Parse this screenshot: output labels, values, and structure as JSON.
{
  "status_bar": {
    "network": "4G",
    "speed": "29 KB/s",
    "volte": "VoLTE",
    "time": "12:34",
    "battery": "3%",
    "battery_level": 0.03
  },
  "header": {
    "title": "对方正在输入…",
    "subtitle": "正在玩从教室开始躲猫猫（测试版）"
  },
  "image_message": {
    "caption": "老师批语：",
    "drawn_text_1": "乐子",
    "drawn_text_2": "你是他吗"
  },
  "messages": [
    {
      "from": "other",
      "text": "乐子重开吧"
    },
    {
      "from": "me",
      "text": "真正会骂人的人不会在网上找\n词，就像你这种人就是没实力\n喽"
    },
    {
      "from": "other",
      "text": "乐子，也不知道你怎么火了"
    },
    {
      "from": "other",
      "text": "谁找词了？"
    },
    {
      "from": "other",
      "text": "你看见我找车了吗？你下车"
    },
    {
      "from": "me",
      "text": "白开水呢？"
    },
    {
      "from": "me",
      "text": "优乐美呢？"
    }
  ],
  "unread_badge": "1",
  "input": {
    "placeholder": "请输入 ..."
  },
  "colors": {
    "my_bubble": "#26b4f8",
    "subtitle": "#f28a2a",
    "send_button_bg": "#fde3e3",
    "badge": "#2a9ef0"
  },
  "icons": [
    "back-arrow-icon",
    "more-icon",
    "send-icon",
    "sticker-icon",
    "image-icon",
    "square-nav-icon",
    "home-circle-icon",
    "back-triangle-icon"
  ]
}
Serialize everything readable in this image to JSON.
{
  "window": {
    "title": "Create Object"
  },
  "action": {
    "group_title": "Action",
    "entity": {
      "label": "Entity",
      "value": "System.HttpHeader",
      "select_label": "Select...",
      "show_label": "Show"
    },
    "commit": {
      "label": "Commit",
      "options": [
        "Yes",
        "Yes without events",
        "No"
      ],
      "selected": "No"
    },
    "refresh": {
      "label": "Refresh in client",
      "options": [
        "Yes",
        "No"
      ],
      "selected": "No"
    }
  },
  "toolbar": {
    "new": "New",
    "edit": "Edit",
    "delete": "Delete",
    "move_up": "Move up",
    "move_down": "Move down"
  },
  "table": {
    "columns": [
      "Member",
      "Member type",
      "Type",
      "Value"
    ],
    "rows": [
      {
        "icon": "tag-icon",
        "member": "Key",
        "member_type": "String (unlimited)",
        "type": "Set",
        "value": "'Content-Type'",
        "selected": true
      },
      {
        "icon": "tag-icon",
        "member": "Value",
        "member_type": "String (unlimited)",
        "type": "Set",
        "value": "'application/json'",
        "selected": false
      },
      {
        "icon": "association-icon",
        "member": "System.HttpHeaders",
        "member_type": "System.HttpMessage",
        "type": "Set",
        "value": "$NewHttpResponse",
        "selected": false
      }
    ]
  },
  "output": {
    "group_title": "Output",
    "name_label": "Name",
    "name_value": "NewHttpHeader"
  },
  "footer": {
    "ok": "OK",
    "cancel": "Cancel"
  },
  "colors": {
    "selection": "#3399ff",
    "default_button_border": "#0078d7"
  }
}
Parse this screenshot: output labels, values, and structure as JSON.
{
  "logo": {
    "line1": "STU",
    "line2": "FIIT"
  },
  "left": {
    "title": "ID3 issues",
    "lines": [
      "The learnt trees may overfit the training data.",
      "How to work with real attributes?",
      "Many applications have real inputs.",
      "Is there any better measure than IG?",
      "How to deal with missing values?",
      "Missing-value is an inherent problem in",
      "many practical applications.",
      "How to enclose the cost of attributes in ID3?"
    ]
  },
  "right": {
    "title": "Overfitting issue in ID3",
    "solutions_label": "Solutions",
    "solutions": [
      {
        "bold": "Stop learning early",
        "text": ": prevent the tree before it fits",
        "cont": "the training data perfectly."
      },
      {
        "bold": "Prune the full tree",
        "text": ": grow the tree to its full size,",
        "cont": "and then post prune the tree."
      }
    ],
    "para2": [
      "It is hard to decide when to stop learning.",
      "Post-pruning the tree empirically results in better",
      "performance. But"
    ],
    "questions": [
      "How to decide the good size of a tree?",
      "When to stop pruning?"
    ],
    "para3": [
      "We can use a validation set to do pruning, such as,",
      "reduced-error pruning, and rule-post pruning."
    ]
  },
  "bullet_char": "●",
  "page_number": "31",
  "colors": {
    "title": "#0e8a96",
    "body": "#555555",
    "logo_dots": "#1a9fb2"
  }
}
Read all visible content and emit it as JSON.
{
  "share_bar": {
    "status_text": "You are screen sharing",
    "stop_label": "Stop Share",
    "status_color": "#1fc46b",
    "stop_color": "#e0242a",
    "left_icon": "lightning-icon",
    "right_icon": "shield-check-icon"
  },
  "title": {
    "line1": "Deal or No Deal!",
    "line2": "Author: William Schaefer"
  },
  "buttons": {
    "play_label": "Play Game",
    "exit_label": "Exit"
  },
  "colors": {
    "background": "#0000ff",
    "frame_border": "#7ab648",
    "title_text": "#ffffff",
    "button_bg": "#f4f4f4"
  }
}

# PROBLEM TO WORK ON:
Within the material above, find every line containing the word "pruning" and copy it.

# TASK RESULT:
      "Post-pruning the tree empirically results in better",
      "When to stop pruning?"
      "We can use a validation set to do pruning, such as,",
      "reduced-error pruning, and rule-post pruning."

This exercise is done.